- Towards 20 years of the National Environmental Management Air Quality Act - 2022 marks 18 years post the coming into effect of the National Environmental Management Air Quality Act. This timing provides an opportunity for the air quality sector to reflect towards 20 years of air quality management regulation in South Africa’s democratic dispensation. The 2022 Air Quality Governance Lekgotla will be an opportunity for the air quality management fraternity to review the achievements, shortcomings, and opportunities for the sector in preparation for a new plan of action to advance the cause for clean air in South Africa post 2024, which will be the start of a new Medium Term Strategic Framework period and the 20-year mark for air quality management.
- National Framework for Air Quality Management in South Africa Review - In accordance with the National Environmental Management: Air Quality Act (AQA), the Minister must review the National Framework for Air Quality Management in South Africa at least every five years. The purpose of the review is to fill information gaps that might exist as well as update the framework taking cognisance developments in the macro environment that may have implications for air quality management norms and standards. In this regard, the National Framework is developed through an extensive stakeholder engagement process, which, will include the National Air Quality Governance Lekgotla.
Other air quality emerging issues

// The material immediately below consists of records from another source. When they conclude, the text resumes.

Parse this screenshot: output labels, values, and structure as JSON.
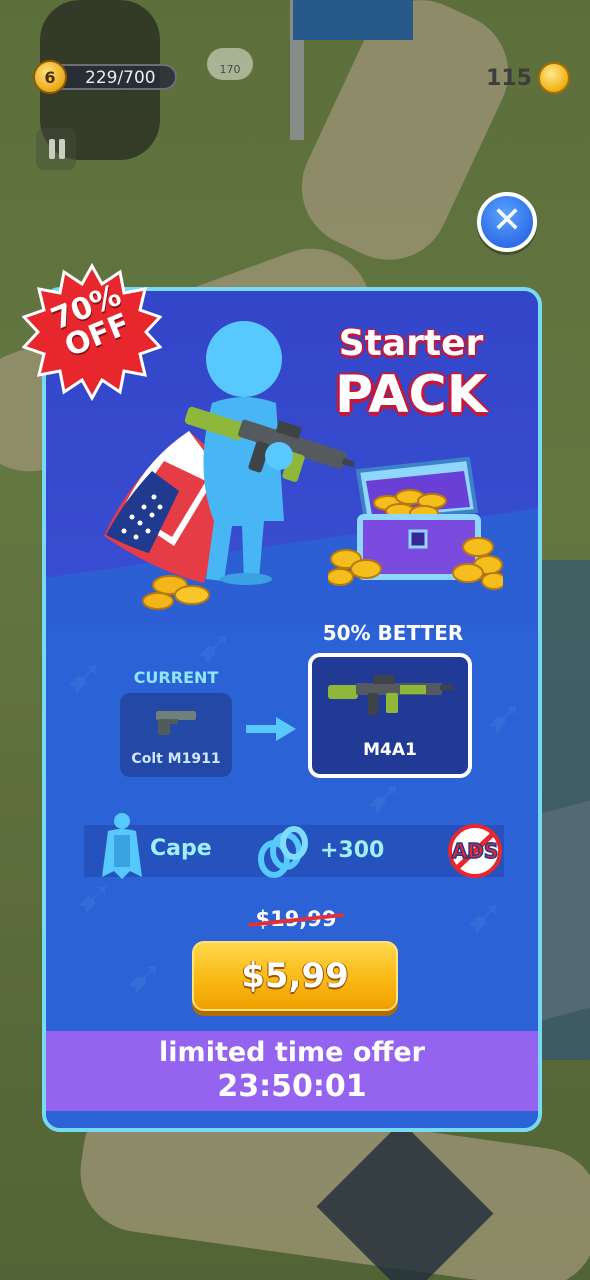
{
  "hud": {
    "level": "6",
    "xp": "229/700",
    "coins": "115",
    "upgrade_cost": "170"
  },
  "offer": {
    "discount_pct": "70%",
    "discount_off": "OFF",
    "title_line1": "Starter",
    "title_line2": "PACK",
    "better_label": "50% BETTER",
    "current_label": "CURRENT",
    "current_weapon": "Colt M1911",
    "new_weapon": "M4A1",
    "reward_cape": "Cape",
    "reward_coins": "+300",
    "ads_label": "ADS",
    "price_old": "$19,99",
    "price_new": "$5,99",
    "timer_title": "limited time offer",
    "timer_value": "23:50:01"
  },
  "colors": {
    "panel": "#2f45b8",
    "panel_border": "#77d9f2",
    "accent_cyan": "#9ff0ff",
    "buy_button": "#f9b915",
    "timer_bar": "#9464f0",
    "burst_red": "#e8262e"
  }
}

- Odour Management and the H2S Task Team – Over the past years, various parts of the country have experienced increased occurrences of sulphurous odour episodes, which have been a cause of complaints to government, and on social media and media. The department has subsequently convened a Hydrogen Sulphide Task Team comprising officials of the air quality management chief directorate, the departments’ compliance and enforcement unit as well as air quality officers in the Gauteng, Northwest and Free State provinces; to investigate the sources of the odour, and to provide sustainable long-term solutions. The occurrence of these odours is pointing to odour management broadly, as an emerging issue that requires sectoral engagement in terms of a management approach; building on to the work initiated by the H2S task team.
- Air Quality Management and the Just Transition – The link between climate change and air quality is extremely important as the sources and emission management frameworks are linked, and they overlap. Black carbon and methane emitted by industrial pollution and domestic fuel burning sources contribute to the climate emergency. It is more important than ever that people realize and understand that to combat climate change is also to promote better air quality and public health. The Lekgotla will host a Just Transition panel discussion that will initiate intersectoral dialogue and cooperation to inform public opinion to the relationship between air quality and climate change and to engage complementary policy measures that will anticipate and prevent pollution.
Enquiries may be directed to Ms. Dineo Ngobeni, Director: Air Quality Reporting and Co-ordination at Tel: (012) 399 9138 or through email: email@example.com